Our frumpy heroine in a bedazzled sweater must at some point get a sexy makeover, right? Oh, yes. She must attend drunken keggers and loosen up? You guessed it. She accidentally ingests pot? Sure. A college stud suddenly gets turned on by this older woman? Naturally. Mean, superhot girls become her sarcastic bullies? Yawn.
Is there a themed frat party where our heroine, to the delight of many, owns the dance floor? Snooze. Must there be a girl-on-girl fight scene? Please. A secret initiation into a sorority, complete with spanking? Naturally. Can there be a climactic party-and-fundraiser in which everything rides on the empty promise of a celebrity showing up? And then the celebrity DOES show up? Wait, is anyone still watching this dreck?
McCarthy's welcome manic, anarchic energy is mostly missing from "Life of the Party" and few of her co-stars offer much. Gillian Jacobs as a sorority sister who was in a coma for eight years (wait, what?) and Julie Bowen as McCarthy's romantic rival are both wasted. The only person rising above the flat material is Maya Rudolph, who is always terrific.
The script is lackluster, relying mostly on puns, boob or groin jokes. When the smitten college stud asks our heroine to back-pack across Europe with him, she replies: "I need luggage with wheels." When McCarthy's character is in the college gift shop and spies a pair of small footballs for sale, she wonders what they're for. "I guess I'll find tiny football players," she muses.
The film attempts to reach for a female empowerment message, but only half-heartedly. McCarthy's character, in a pep talk, tries to encourage her sorority sisters to own their personal strengths, but often that just means she admires one's long legs or another's perk posterior. "Everybody's good," she says, flailing. Worse, her sorority sisters come across as pretty underwhelming. One is as dumb as a plank — "You made lemons out of lemonade!" — and another can't do simple math.
More troubling is imagining if the gender roles were reversed. Would we really cheer a middle-aged divorced man having public sex in the library stacks with a girl more than half his age? Would we tolerate a group of vengeful, drug-addled men crashing a wedding and destroying the banquet of an ex-wife?

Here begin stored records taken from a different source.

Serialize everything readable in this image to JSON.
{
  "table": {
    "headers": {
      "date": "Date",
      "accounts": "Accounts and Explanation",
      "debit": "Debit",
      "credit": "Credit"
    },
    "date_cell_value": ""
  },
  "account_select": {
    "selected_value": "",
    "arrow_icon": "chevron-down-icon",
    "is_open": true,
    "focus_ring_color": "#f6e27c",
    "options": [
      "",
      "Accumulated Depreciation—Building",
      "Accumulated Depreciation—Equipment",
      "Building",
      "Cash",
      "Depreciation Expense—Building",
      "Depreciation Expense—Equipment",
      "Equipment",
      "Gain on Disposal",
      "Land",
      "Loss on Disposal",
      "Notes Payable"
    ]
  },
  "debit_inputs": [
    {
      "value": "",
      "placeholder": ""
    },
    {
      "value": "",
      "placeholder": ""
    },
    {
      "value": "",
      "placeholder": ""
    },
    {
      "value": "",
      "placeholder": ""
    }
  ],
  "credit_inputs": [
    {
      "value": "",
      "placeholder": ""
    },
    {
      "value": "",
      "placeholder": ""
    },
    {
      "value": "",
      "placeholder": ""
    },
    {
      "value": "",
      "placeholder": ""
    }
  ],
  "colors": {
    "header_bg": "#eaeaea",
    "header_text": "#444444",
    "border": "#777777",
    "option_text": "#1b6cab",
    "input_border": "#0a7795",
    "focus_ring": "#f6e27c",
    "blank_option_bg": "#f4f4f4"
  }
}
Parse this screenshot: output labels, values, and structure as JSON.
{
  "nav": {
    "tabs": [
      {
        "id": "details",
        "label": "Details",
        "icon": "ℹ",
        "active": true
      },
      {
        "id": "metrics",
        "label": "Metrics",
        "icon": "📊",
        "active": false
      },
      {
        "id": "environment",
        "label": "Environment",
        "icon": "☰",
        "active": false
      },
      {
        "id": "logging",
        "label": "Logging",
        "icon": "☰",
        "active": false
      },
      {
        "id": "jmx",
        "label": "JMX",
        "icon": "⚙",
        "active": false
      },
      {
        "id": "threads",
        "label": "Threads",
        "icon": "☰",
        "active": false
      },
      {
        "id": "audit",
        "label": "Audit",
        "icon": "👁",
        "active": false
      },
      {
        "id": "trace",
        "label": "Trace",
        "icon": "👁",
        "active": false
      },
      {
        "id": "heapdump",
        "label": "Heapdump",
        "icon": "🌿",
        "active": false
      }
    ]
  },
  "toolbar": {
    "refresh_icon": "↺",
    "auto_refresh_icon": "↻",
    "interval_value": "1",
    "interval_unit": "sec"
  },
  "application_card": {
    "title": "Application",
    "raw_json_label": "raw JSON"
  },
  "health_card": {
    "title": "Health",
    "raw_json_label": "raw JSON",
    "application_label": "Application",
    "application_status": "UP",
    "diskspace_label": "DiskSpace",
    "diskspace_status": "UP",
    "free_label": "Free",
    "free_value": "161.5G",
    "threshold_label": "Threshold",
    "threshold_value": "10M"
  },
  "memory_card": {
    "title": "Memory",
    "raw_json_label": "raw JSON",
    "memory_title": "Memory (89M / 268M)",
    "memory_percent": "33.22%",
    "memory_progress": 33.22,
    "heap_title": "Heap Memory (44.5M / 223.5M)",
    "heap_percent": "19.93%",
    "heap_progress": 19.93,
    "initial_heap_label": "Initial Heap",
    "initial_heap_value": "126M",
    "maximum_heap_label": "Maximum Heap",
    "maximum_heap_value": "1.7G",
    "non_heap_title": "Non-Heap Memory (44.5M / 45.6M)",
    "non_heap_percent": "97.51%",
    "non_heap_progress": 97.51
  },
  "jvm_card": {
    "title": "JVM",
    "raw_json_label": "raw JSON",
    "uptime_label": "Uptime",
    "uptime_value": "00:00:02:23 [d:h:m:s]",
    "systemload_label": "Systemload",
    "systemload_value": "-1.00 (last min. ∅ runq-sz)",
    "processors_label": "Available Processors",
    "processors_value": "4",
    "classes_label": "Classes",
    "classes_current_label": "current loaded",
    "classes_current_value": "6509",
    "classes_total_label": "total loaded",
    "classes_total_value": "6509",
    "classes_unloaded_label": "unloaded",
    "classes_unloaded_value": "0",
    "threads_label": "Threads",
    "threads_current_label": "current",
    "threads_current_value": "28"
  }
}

Wandering aimlessly in the well-worn corridors of 1980s puerile frat flicks, "Life of the Party" wobbles to a predictable end and then sort of finishes without a bang. One line from it really resonated.
"What am I doing here," McCarthy's character asks. "I'm lying to these kids and taking their money." Precisely, Ms. McCarthy, precisely.
"Life of the Party," a New Line Cinema release, is rated PG-13 by the Motion Picture Association of America for "sexual material, drug content and partying." Running time: 105 minutes. One star out of four.